First Nations anthology film We Are Still Here is a rabble-rousing treat

War stories, animation, rom-coms: We Are Still Here presents a wealth of Indigenous filmmaking talent, and Stephen A Russell found the anthology uniformly stirring.

For the second year running, the Sydney Film Festival has opened with an anthology film from an exciting array of writers and directors exploring the stories less well told on Australian screens. Last year it was Here Out West, championing filmmakers from Western Sydney and celebrating the rich diversity of the country’s most multicultural corner.

This year the scope is even bigger, with We Are Still Here presenting an exhilarating collection of interwoven tales exploring centuries of First Nations experience before, during and after the cataclysmic arrival of Captain Cook.

A joint initiative between Screen Australia’s Indigenous Department and the New Zealand Film Commission, it opens with “Lured”. Written and directed by Danielle MacLean, a Luritja/Warumumgu woman, it’s a vibrantly animated sequence with the sketched quality of a graphic novel brought to life. It depicts a mother and daughter fishing together in a canoe out at sea, with the waters below teeming with life. But this utopian vision is almost immediately torn asunder as their line catches and a great beast rises from the churning waves.

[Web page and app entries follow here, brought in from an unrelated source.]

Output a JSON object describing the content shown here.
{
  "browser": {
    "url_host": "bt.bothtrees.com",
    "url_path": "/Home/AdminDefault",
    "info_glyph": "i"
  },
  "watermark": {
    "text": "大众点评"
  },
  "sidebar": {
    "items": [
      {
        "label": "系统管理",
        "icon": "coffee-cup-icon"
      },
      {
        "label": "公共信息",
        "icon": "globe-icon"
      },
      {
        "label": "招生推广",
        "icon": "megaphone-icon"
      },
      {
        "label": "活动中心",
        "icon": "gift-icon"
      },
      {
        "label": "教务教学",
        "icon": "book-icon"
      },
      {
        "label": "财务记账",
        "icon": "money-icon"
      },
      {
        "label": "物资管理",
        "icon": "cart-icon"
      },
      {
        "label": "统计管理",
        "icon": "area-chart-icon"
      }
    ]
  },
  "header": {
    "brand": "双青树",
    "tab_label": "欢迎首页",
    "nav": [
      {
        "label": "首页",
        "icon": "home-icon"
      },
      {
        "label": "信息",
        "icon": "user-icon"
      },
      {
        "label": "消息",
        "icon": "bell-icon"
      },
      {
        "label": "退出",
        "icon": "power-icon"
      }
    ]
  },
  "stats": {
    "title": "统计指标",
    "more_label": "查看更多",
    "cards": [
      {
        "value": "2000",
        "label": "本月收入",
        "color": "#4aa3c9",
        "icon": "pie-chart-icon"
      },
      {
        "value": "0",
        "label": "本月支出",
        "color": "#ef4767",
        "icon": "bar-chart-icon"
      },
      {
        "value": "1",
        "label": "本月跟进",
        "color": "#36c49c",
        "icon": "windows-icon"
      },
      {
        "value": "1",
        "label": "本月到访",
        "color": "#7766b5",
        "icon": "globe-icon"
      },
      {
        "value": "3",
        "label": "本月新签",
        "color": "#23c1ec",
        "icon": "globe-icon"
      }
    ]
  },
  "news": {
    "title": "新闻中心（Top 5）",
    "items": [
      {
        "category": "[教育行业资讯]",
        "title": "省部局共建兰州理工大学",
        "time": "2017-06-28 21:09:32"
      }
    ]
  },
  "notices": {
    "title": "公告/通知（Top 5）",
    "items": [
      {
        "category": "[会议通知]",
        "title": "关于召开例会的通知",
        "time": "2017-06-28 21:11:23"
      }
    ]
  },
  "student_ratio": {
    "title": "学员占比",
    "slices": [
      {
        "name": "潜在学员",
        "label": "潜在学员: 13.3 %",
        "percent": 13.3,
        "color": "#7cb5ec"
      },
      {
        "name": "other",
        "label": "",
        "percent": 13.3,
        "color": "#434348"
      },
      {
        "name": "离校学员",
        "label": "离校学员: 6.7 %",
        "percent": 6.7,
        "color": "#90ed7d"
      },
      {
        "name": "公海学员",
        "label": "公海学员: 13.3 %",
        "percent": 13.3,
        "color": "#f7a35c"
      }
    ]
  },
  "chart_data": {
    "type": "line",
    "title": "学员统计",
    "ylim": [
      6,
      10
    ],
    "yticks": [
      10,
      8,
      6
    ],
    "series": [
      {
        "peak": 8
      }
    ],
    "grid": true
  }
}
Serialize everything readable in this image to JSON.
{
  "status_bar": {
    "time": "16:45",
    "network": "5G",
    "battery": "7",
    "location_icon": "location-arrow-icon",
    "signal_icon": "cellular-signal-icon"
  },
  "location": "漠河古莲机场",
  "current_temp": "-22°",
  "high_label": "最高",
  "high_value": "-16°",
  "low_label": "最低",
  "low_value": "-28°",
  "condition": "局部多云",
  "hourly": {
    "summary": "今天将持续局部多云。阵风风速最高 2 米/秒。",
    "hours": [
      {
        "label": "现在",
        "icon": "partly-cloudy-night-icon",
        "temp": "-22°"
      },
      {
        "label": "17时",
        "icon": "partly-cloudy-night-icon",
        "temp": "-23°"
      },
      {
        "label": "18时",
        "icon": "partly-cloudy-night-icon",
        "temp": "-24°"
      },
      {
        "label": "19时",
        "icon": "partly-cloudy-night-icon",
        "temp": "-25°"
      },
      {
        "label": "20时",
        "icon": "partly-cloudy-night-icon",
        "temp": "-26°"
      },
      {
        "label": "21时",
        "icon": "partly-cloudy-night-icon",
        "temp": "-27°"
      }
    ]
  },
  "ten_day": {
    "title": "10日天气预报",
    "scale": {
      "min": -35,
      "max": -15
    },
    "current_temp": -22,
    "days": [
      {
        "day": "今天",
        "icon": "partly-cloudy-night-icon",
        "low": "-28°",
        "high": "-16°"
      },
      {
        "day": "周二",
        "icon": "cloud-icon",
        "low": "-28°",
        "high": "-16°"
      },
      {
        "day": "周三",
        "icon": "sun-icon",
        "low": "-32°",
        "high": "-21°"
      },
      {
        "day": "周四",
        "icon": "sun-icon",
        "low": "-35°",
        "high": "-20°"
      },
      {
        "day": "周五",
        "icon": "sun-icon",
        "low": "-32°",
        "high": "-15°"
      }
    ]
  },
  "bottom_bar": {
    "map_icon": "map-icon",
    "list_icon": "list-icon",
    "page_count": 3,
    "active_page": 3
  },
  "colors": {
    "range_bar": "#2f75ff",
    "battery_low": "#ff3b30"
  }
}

The leviathan revealed is actually a towering ship from the murderous first fleet, rising like a terrifying ghost vessel as thunder and lightning splits the sky. It’s a striking vision that sets the tone of this collection that explores the ramifications of the British invasion of the region and the long shadow cast, but also champions hope, resilience and the fighting spirit of so many First Nations who never ceded.

A rabble-rousing gathering, unlike many films stitched together from thematically linked shorts, each of the eight constituent films are broken into bite-sized bits that weave in and out of those that follow. It’s an intriguing structure that allows for cliff-hangers that keep you gripped from one to the next, with “Lured” spanning many centuries to depict the encroachment of a vast electrified cityscape, with echoes of Blade Runner, and the loss of tradition.

It shares a lot in common with Samoan filmmaker Chantelle Burgoyne’s exciting “Blankets”, another future-set yarn with hints of Mad Max in its climate collapsed and poisoned landscape and roughhouse bartering for the basics of survival. Written by Tiraroa Reweti, it’s led by a spirited performance from Willow Rupapera as a young woman wrestling with what it takes to make it to tomorrow in this new normal.

One of the strongest sequences comes from emerging directors and Māori men Tim Worrall and Richard Curtis. Set on the eve of the fateful Battle of Ōrākau in 1864, “Te Puuru” depicts a meeting of the Ngāi Tūhoe peoples and a fierce debate over whether to fight the invading British forces, or to stay out of it and pray that war does not come a-knocking on their door.

An origin story of sorts for the mighty haka, this brilliant sequence is lit up by the fantastic presence of Tioreore Ngatai-Melbourne as a young woman determined to convince her father (Te Wakaunua Te Kurapa) to stand up and be counted. A powerful chapter, it’s also the most visually arresting film and showcases uniformly compelling performances.

A different perspective is offered on the bloody mire of the devastating Gallipoli camping in “The Uniform”. Directed by Samoan duo Miki Magasiva and Mario Gaoa, it stars a luminously charismatic Villa Lemanu as a soldier stuck in a muddy trench who strikes up an unlikely and increasingly fantastic friendship with a Turkish “opponent”. It injects an unexpected and welcome dose of zany humour into proceedings. That’s the joy of We Are Still Here. Sure, it features harrowing stories like Dena Curtis’ Frontier War massacre story “Woke”, but it also makes room for an effervescent romcom like director Beck Coles’ brilliant “Grog Shop”.

Written by Samuel Nuggin-Paynter, it stars Cleverman’s Clarence Ryan as a scene-stealing tradie who is besotted with a bottle shop attendant. But even this fun sequence has a darker edge, lampooning the worst excesses of the Northern Territory intervention via the mean-spirited and not-so passive aggression of Dan Humphries’ boofhead cop. Cole traces a fine line between biting social commentary and crowd-pleasing cuteness, with the results abundantly joyous even as your blood boils.

That’s what We Are Still Here celebrates: thousands of years of continuous excellence in spite of certain sorry empire’s worst efforts, and that’s to be applauded.